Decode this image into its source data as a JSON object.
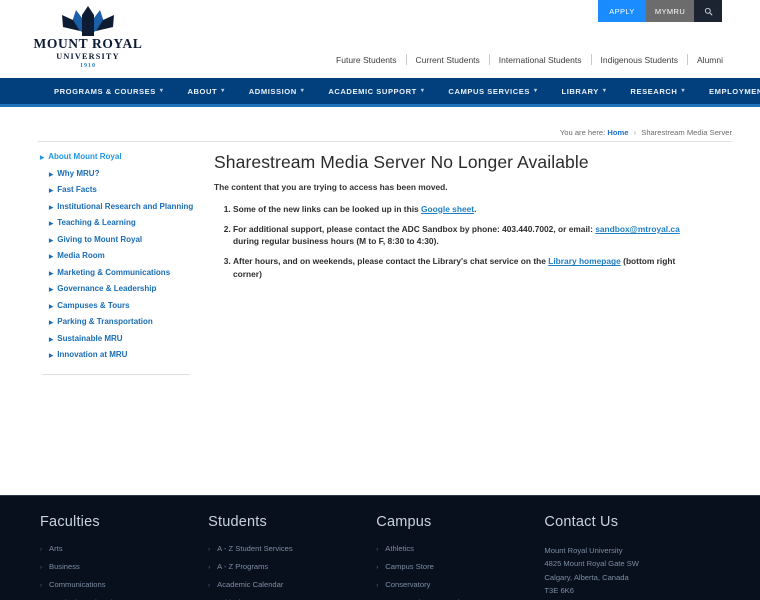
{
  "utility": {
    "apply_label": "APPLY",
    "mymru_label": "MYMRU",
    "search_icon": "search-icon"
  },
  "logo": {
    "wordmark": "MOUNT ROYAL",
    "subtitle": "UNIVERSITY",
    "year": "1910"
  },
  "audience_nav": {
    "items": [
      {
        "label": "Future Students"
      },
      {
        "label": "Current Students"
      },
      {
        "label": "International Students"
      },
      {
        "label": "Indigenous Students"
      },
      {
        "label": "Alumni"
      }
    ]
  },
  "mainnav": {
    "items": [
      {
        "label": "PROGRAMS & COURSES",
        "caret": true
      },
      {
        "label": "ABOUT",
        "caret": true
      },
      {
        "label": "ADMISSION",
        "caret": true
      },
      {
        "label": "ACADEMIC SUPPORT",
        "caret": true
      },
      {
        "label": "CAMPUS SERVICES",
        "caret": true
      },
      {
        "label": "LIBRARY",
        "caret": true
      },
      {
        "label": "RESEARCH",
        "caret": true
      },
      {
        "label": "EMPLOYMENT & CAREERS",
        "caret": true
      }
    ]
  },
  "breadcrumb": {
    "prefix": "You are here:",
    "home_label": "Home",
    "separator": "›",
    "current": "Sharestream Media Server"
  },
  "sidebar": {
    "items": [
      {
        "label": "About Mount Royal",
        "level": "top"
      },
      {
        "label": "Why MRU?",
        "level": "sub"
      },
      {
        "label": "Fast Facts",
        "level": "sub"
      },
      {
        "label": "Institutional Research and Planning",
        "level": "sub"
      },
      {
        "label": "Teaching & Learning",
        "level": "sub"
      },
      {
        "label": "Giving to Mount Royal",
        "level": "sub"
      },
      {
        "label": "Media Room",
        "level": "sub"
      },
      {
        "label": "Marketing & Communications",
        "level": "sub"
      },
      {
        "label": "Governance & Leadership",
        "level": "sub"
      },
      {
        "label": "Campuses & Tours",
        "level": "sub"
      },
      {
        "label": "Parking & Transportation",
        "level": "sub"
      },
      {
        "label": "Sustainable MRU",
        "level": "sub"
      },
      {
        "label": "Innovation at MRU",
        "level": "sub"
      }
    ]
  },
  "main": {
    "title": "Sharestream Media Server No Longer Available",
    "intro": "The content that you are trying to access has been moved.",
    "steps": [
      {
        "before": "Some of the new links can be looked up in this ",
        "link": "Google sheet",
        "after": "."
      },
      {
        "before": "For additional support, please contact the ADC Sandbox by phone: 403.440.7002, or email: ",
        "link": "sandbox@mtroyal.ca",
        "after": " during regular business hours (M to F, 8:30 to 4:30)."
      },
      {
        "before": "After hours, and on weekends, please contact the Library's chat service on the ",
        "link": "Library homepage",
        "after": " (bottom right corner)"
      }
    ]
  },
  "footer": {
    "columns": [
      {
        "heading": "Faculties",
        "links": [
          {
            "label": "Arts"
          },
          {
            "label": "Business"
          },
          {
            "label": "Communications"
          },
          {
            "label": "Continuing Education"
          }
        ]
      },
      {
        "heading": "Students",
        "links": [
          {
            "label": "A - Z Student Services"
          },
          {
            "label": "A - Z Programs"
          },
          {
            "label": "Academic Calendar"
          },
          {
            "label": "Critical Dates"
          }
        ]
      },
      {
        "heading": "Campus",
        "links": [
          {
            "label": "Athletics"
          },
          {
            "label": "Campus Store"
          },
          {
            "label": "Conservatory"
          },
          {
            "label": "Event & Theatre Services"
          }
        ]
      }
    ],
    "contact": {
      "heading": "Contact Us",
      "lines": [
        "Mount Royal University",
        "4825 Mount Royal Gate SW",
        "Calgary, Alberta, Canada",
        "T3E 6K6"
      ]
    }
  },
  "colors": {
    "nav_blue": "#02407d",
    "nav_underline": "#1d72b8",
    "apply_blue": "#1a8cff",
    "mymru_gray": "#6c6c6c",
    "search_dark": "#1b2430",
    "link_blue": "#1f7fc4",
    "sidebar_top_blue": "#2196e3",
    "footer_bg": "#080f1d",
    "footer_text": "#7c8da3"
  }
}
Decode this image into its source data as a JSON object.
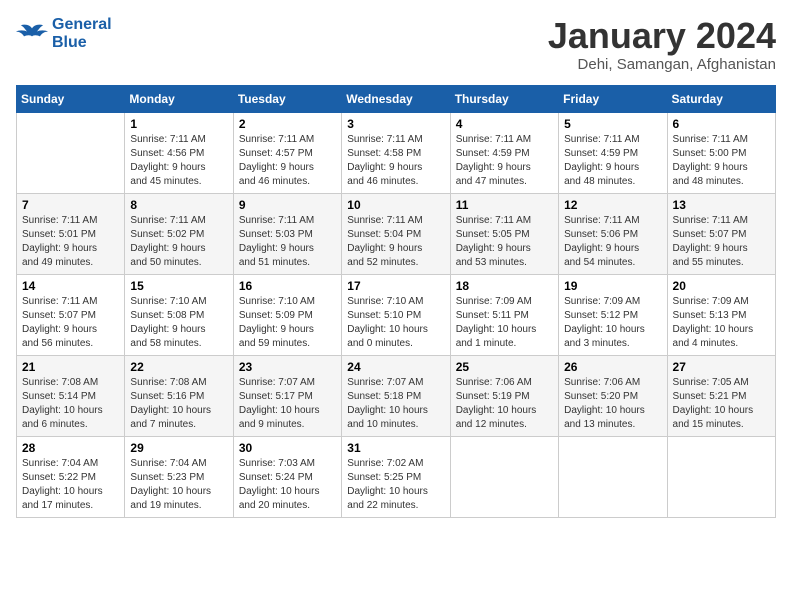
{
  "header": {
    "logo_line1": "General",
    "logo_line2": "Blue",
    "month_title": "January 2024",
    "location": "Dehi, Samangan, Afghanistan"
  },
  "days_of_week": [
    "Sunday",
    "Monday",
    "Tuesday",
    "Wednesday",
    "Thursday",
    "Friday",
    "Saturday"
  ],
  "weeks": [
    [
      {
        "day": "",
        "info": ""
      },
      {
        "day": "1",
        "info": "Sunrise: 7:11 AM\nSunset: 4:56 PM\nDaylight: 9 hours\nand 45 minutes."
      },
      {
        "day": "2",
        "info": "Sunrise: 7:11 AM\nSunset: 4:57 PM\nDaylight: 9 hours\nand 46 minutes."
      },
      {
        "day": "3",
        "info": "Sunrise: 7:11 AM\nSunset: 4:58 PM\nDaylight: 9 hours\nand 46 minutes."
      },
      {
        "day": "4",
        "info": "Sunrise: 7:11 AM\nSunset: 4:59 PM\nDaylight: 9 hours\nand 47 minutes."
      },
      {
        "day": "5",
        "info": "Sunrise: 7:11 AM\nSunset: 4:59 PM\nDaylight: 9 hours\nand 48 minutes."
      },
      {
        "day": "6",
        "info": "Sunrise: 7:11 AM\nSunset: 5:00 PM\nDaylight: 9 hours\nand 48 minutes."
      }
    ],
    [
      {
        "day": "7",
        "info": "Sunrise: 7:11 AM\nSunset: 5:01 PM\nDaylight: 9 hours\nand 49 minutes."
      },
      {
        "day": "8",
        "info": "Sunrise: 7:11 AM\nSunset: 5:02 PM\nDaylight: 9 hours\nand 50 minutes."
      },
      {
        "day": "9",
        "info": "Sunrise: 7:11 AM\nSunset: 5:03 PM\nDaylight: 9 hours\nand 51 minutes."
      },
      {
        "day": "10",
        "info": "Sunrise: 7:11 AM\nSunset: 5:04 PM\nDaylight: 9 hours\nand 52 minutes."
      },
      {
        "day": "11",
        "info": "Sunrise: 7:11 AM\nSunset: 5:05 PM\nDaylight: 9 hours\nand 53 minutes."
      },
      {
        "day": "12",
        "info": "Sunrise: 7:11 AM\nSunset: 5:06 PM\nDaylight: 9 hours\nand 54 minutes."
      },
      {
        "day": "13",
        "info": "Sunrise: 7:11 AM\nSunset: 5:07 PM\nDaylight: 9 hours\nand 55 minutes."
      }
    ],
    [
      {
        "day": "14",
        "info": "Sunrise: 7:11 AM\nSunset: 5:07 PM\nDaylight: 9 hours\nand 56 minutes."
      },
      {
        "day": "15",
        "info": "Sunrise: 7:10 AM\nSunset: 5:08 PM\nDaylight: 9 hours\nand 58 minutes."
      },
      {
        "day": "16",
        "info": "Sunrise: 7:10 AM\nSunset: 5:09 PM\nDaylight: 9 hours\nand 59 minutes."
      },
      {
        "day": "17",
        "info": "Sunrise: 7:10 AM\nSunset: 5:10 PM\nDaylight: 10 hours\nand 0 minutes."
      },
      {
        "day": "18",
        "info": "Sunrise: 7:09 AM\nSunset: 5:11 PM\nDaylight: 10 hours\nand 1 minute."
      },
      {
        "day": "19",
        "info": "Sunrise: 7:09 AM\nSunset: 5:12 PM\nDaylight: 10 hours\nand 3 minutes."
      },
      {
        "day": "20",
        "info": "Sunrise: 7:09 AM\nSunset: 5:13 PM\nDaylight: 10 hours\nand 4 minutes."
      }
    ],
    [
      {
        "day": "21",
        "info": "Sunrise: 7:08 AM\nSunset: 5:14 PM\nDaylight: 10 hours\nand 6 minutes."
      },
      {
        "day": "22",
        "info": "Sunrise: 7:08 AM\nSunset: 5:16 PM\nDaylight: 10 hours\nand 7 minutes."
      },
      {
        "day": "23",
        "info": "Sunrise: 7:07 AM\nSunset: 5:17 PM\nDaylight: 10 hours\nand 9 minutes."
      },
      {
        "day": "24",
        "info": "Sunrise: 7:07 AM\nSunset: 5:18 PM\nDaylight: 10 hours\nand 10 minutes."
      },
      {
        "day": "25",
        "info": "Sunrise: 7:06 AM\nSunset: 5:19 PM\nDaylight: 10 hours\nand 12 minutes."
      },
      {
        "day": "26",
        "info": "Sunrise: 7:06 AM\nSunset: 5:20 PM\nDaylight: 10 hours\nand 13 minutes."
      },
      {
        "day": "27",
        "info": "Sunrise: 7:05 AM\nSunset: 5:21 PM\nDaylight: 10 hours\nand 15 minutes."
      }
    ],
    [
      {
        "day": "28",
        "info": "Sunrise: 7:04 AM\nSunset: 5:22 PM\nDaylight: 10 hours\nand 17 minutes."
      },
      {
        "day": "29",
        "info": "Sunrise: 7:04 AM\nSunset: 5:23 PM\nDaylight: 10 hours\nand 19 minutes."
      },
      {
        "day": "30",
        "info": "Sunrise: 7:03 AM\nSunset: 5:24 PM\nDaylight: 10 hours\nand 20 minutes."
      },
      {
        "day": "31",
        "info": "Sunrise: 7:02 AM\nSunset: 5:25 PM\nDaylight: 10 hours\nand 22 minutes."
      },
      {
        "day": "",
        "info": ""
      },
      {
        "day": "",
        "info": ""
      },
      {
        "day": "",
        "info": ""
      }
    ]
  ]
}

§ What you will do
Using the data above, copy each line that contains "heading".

§ Result for this task
        "heading": "Faculties",
        "heading": "Students",
        "heading": "Campus",
      "heading": "Contact Us",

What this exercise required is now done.